= AVAILABLE DATA =

[Start of Attachment]

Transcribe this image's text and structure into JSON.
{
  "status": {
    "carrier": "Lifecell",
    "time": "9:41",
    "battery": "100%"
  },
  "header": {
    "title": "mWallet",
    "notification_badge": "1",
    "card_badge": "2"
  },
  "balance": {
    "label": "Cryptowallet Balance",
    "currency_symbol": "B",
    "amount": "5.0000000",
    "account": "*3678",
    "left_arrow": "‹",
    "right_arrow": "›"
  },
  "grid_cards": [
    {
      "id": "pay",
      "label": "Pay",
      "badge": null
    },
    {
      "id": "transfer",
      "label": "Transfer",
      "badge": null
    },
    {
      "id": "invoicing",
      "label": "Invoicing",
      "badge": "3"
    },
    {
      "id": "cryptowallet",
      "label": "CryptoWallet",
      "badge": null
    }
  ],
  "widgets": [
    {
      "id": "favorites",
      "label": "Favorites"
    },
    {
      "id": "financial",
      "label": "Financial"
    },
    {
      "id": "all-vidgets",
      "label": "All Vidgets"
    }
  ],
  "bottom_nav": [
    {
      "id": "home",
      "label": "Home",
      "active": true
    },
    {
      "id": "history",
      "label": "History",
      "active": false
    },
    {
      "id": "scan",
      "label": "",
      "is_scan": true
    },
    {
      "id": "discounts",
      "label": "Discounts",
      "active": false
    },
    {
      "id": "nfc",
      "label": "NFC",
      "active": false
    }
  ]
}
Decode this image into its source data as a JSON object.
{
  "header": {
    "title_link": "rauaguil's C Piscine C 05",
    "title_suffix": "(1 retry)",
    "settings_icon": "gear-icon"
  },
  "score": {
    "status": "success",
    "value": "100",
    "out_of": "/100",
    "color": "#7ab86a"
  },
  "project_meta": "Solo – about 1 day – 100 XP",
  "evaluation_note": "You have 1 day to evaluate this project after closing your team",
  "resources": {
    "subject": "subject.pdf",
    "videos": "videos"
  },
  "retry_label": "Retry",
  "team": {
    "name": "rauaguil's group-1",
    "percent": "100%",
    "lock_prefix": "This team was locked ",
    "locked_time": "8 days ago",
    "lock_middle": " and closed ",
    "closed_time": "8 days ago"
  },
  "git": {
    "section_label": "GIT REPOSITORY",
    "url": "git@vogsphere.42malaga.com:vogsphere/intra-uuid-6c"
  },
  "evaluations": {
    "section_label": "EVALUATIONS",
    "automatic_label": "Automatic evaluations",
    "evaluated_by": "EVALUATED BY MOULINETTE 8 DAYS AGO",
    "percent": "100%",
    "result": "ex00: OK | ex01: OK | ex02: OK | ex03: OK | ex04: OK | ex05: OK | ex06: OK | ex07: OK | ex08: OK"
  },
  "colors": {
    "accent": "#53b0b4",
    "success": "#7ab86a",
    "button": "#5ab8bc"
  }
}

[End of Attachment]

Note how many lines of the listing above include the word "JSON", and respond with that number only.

2